:: Task statement ::
Retype the entries below exactly, dropping the images.

Page and application data records
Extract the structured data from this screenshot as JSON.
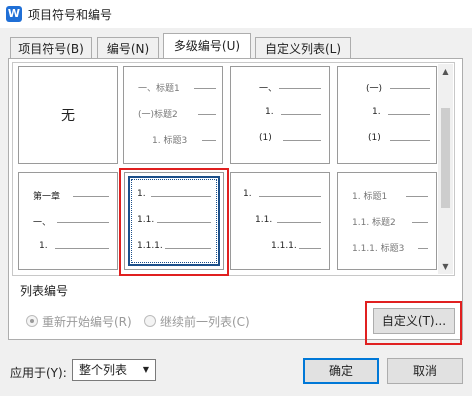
{
  "window": {
    "title": "项目符号和编号",
    "app_icon": "W"
  },
  "tabs": [
    {
      "label": "项目符号(B)",
      "active": false
    },
    {
      "label": "编号(N)",
      "active": false
    },
    {
      "label": "多级编号(U)",
      "active": true
    },
    {
      "label": "自定义列表(L)",
      "active": false
    }
  ],
  "tiles": {
    "none": "无",
    "t2": [
      "一、标题1",
      "(一)标题2",
      "1. 标题3"
    ],
    "t3": [
      "一、",
      "1.",
      "(1)"
    ],
    "t4": [
      "(一)",
      "1.",
      "(1)"
    ],
    "t5": [
      "第一章",
      "一、",
      "1."
    ],
    "t6": [
      "1.",
      "1.1.",
      "1.1.1."
    ],
    "t7": [
      "1.",
      "1.1.",
      "1.1.1."
    ],
    "t8": [
      "1. 标题1",
      "1.1. 标题2",
      "1.1.1. 标题3"
    ]
  },
  "list_numbering": {
    "label": "列表编号",
    "restart": "重新开始编号(R)",
    "continue": "继续前一列表(C)",
    "customize": "自定义(T)..."
  },
  "footer": {
    "apply_to_label": "应用于(Y):",
    "apply_to_value": "整个列表",
    "ok": "确定",
    "cancel": "取消"
  },
  "colors": {
    "highlight": "#e02020",
    "selection": "#1b4f8a"
  }
}
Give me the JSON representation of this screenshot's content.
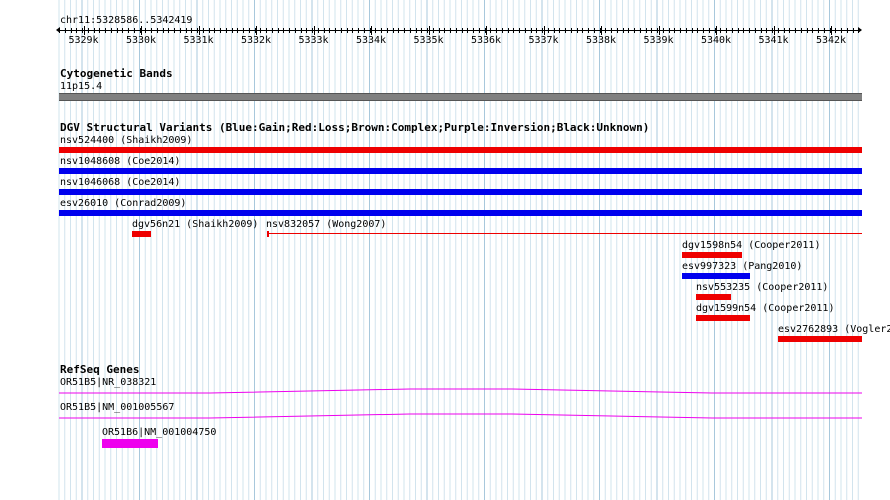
{
  "coordinates": "chr11:5328586..5342419",
  "ruler_ticks": [
    "5329k",
    "5330k",
    "5331k",
    "5332k",
    "5333k",
    "5334k",
    "5335k",
    "5336k",
    "5337k",
    "5338k",
    "5339k",
    "5340k",
    "5341k",
    "5342k"
  ],
  "cyto": {
    "title": "Cytogenetic Bands",
    "band": "11p15.4"
  },
  "dgv": {
    "title": "DGV Structural Variants (Blue:Gain;Red:Loss;Brown:Complex;Purple:Inversion;Black:Unknown)",
    "colors": {
      "gain": "#0000ee",
      "loss": "#ee0000"
    },
    "features": [
      {
        "label": "nsv524400 (Shaikh2009)",
        "type": "loss"
      },
      {
        "label": "nsv1048608 (Coe2014)",
        "type": "gain"
      },
      {
        "label": "nsv1046068 (Coe2014)",
        "type": "gain"
      },
      {
        "label": "esv26010 (Conrad2009)",
        "type": "gain"
      },
      {
        "label": "dgv56n21 (Shaikh2009)",
        "type": "loss"
      },
      {
        "label": "nsv832057 (Wong2007)",
        "type": "loss"
      },
      {
        "label": "dgv1598n54 (Cooper2011)",
        "type": "loss"
      },
      {
        "label": "esv997323 (Pang2010)",
        "type": "gain"
      },
      {
        "label": "nsv553235 (Cooper2011)",
        "type": "loss"
      },
      {
        "label": "dgv1599n54 (Cooper2011)",
        "type": "loss"
      },
      {
        "label": "esv2762893 (Vogler2",
        "type": "loss"
      }
    ]
  },
  "refseq": {
    "title": "RefSeq Genes",
    "color": "#ee00ee",
    "genes": [
      {
        "label": "OR51B5|NR_038321"
      },
      {
        "label": "OR51B5|NM_001005567"
      },
      {
        "label": "OR51B6|NM_001004750"
      }
    ]
  }
}
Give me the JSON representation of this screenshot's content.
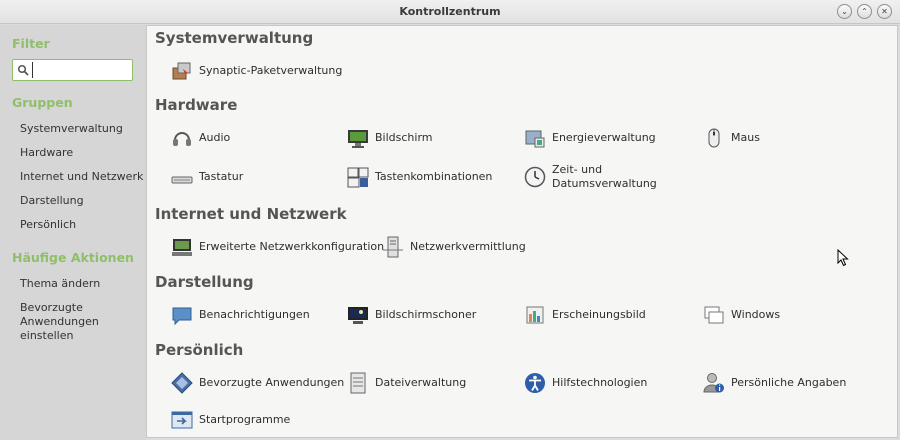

:: Solution for this task ::
Extract the structured data from this screenshot as JSON.
{
  "window": {
    "title": "项目符号和编号",
    "app_icon": "W"
  },
  "tabs": [
    {
      "label": "项目符号(B)",
      "active": false
    },
    {
      "label": "编号(N)",
      "active": false
    },
    {
      "label": "多级编号(U)",
      "active": true
    },
    {
      "label": "自定义列表(L)",
      "active": false
    }
  ],
  "tiles": {
    "none": "无",
    "t2": [
      "一、标题1",
      "(一)标题2",
      "1. 标题3"
    ],
    "t3": [
      "一、",
      "1.",
      "(1)"
    ],
    "t4": [
      "(一)",
      "1.",
      "(1)"
    ],
    "t5": [
      "第一章",
      "一、",
      "1."
    ],
    "t6": [
      "1.",
      "1.1.",
      "1.1.1."
    ],
    "t7": [
      "1.",
      "1.1.",
      "1.1.1."
    ],
    "t8": [
      "1. 标题1",
      "1.1. 标题2",
      "1.1.1. 标题3"
    ]
  },
  "list_numbering": {
    "label": "列表编号",
    "restart": "重新开始编号(R)",
    "continue": "继续前一列表(C)",
    "customize": "自定义(T)..."
  },
  "footer": {
    "apply_to_label": "应用于(Y):",
    "apply_to_value": "整个列表",
    "ok": "确定",
    "cancel": "取消"
  },
  "colors": {
    "highlight": "#e02020",
    "selection": "#1b4f8a"
  }
}
Give me the JSON representation of this screenshot's content.
{
  "coordinates": "chr11:5328586..5342419",
  "ruler_ticks": [
    "5329k",
    "5330k",
    "5331k",
    "5332k",
    "5333k",
    "5334k",
    "5335k",
    "5336k",
    "5337k",
    "5338k",
    "5339k",
    "5340k",
    "5341k",
    "5342k"
  ],
  "cyto": {
    "title": "Cytogenetic Bands",
    "band": "11p15.4"
  },
  "dgv": {
    "title": "DGV Structural Variants (Blue:Gain;Red:Loss;Brown:Complex;Purple:Inversion;Black:Unknown)",
    "colors": {
      "gain": "#0000ee",
      "loss": "#ee0000"
    },
    "features": [
      {
        "label": "nsv524400 (Shaikh2009)",
        "type": "loss"
      },
      {
        "label": "nsv1048608 (Coe2014)",
        "type": "gain"
      },
      {
        "label": "nsv1046068 (Coe2014)",
        "type": "gain"
      },
      {
        "label": "esv26010 (Conrad2009)",
        "type": "gain"
      },
      {
        "label": "dgv56n21 (Shaikh2009)",
        "type": "loss"
      },
      {
        "label": "nsv832057 (Wong2007)",
        "type": "loss"
      },
      {
        "label": "dgv1598n54 (Cooper2011)",
        "type": "loss"
      },
      {
        "label": "esv997323 (Pang2010)",
        "type": "gain"
      },
      {
        "label": "nsv553235 (Cooper2011)",
        "type": "loss"
      },
      {
        "label": "dgv1599n54 (Cooper2011)",
        "type": "loss"
      },
      {
        "label": "esv2762893 (Vogler2",
        "type": "loss"
      }
    ]
  },
  "refseq": {
    "title": "RefSeq Genes",
    "color": "#ee00ee",
    "genes": [
      {
        "label": "OR51B5|NR_038321"
      },
      {
        "label": "OR51B5|NM_001005567"
      },
      {
        "label": "OR51B6|NM_001004750"
      }
    ]
  }
}
Give me the JSON representation of this screenshot's content.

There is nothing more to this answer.